I am pretty sure most pastor’s wives will recognise these. Knowing will help us to avoid perpetuating them as churches.
I liked this from Ray Ortlund via Francis Schaeffer: ‘A nice church filled with nice people doing nice things will make no impact in the intensity of our times. Every hybrid form of “Christianity” deserves to die, and it will die, because it simply is not of God. But here is a pathway back into the prophetic power of apostolic Christianity.’
Divisive issues rear their head from time to time in the church. At one point, many thought Brexit would be the breaking point but I think responses to COVID-19 has proven far more divisive and has much greater potential to cause havoc in the church. This, then, is a timely call to unity from an infectious diseases researcher, who goes on to answer some common questions about the COVID-19 vaccine from a Christian perspective.
‘Yes, Biden is God’s man appointed as “God’s servant for good.” (Romans 13:4). We know that not because some big name international Bible teacher has a good feeling about this or because some wacky prophet claims a word from the Lord. We know it because Joe Biden is the president, because God has ordained circumstances in order to bring him to power. We also know God’s declared purpose in appointing Joe Biden. He is there to ensure that the law is upheld and justice done (Romans 13:1-7). What we don’t know yet is if God has other plans and purposes.’
This is really interesting from Dan Green. I have been in the in-person worship camp, believing that we can’t do communion separately and corporate worship apart from the body is nonsensical. However, I think Dan is onto something regarding prayer meetings. It won’t be true for everyone, but I think there is a case to be made for retaining Zoom prayer meeting.
Peter Mead highlights ten different kinds of sermon that we would do well to get rid of.
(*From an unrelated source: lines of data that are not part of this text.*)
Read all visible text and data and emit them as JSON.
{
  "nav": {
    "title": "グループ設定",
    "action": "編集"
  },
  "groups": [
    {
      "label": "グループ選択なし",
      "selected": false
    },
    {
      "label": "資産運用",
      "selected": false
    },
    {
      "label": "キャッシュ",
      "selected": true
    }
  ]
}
‘If we have money and resources – like the Man City’s of the world – we love to emphasise that much of what is going on is the result of our hard work, skills and excellent programmes. Sure, the money and stuff is helpful, but it’s all essentially down to us. If we have no money, we prefer to emphasise that our outward success is really impeded by our lack of money and resources. We, likewise, assume what has happened is a result of our work but similarly tend to believe if we just had the resources we’d be doing even better still. The former group can quickly assume that if folk just pulled their socks up and did things better, they would do so much better. The latter assume that if only they had more funding, or people, or whatever they would be doing better. Both draw lines between money, resources and success that are far straighter than they should be.’